## Activity:
Collect all lines from the records below that include the word "this".

## Input data:

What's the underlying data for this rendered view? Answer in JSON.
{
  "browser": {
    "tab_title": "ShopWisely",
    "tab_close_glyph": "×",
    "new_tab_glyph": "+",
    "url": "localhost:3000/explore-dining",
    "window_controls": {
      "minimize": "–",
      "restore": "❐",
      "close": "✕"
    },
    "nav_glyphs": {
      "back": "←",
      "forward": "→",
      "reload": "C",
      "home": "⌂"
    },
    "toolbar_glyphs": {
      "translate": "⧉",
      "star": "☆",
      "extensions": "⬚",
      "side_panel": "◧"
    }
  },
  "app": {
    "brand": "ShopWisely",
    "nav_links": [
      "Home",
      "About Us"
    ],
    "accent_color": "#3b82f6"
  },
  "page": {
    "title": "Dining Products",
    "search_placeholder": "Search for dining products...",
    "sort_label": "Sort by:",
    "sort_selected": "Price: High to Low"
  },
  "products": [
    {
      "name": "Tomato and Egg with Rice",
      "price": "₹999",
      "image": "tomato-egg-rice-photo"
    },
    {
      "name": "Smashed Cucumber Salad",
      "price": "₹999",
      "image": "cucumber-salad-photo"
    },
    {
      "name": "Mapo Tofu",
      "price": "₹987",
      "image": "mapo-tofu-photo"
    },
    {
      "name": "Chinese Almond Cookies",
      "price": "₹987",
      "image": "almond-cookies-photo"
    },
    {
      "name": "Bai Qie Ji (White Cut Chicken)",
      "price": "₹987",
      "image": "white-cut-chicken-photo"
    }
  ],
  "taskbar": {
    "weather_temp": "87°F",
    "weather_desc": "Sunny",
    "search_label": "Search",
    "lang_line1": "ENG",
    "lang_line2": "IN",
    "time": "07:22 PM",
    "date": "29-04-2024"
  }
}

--

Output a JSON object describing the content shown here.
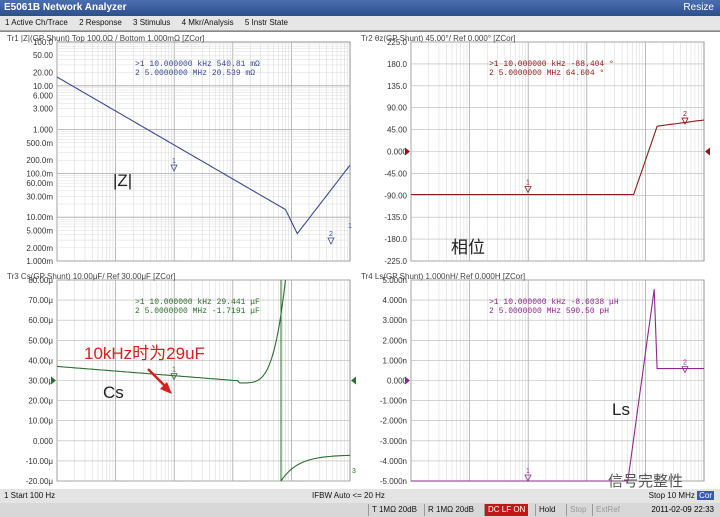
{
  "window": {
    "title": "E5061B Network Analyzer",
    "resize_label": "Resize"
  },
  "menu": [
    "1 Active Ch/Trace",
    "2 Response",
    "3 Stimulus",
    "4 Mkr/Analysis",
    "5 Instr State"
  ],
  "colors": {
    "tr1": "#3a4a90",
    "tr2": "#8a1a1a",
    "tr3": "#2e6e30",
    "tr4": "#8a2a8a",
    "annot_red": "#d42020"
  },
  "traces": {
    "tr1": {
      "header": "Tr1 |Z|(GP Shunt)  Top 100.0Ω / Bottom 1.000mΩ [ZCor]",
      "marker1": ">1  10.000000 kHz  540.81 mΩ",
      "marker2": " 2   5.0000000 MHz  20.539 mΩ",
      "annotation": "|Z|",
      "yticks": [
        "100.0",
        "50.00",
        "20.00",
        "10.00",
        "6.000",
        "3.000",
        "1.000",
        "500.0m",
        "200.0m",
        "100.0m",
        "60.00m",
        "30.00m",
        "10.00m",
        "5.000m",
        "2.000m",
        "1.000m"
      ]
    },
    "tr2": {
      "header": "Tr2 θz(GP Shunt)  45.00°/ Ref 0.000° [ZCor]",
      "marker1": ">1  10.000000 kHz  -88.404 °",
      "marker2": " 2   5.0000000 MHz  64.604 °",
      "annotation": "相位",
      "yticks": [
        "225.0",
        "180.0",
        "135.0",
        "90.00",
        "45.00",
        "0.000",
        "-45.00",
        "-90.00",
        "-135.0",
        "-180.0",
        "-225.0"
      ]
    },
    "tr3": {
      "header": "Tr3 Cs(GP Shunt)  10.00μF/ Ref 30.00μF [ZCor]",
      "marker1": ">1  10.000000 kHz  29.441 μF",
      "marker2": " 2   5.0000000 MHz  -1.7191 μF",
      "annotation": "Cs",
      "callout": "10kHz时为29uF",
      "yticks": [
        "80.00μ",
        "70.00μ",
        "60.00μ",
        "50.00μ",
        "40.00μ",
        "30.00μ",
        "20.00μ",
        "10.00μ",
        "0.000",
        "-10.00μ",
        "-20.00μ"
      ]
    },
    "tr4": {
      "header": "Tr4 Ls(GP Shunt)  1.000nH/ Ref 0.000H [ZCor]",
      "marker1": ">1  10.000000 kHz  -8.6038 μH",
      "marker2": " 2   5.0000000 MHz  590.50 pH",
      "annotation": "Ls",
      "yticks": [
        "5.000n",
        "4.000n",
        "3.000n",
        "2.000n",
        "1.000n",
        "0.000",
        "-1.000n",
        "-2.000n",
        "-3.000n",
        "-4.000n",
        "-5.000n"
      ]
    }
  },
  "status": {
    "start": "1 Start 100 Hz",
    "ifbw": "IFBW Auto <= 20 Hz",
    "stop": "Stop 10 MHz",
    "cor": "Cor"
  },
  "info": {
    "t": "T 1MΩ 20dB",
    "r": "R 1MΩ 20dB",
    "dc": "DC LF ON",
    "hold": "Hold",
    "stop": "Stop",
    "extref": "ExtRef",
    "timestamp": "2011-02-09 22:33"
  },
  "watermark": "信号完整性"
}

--

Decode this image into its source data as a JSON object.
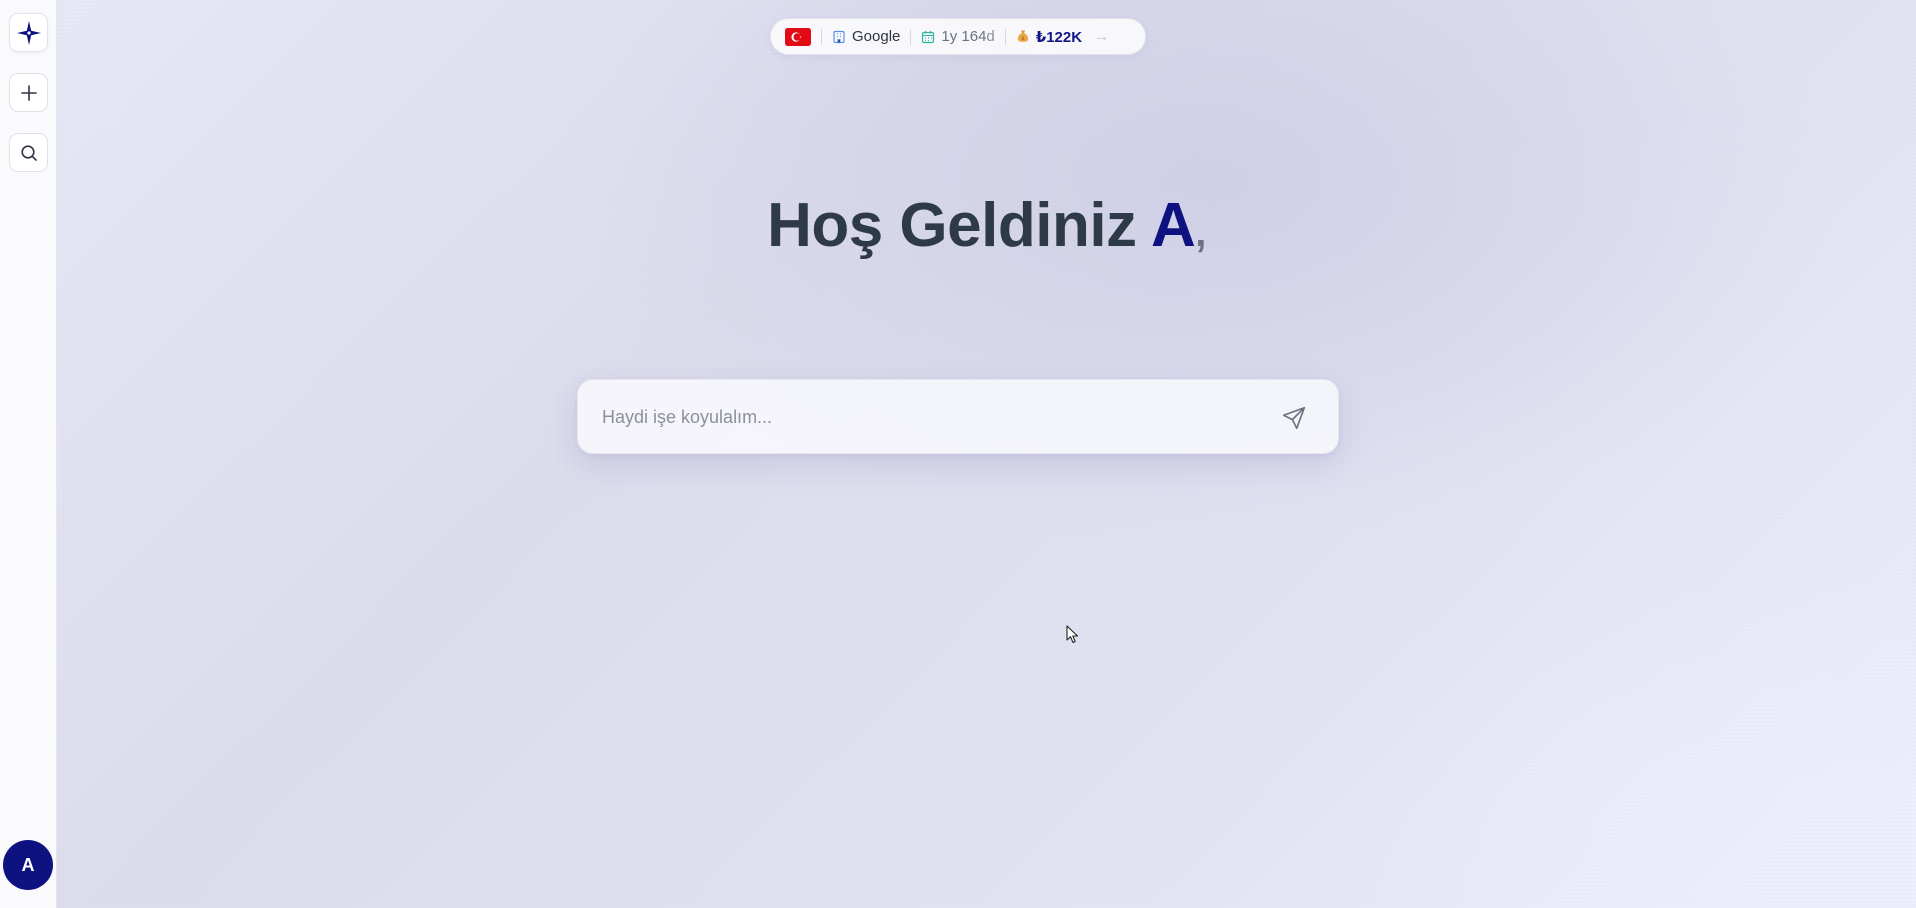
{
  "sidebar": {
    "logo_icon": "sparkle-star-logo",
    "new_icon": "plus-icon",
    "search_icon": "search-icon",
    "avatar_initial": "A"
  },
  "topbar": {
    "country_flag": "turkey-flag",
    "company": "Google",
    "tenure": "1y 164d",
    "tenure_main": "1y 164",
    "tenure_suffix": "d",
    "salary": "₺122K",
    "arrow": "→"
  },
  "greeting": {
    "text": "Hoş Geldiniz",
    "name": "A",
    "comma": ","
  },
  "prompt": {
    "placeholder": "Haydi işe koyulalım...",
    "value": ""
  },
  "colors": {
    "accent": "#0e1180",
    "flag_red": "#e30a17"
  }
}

## Result of the task:
What's the underlying data for this rendered view? Answer in JSON.
Decode this image into its source data as a JSON object.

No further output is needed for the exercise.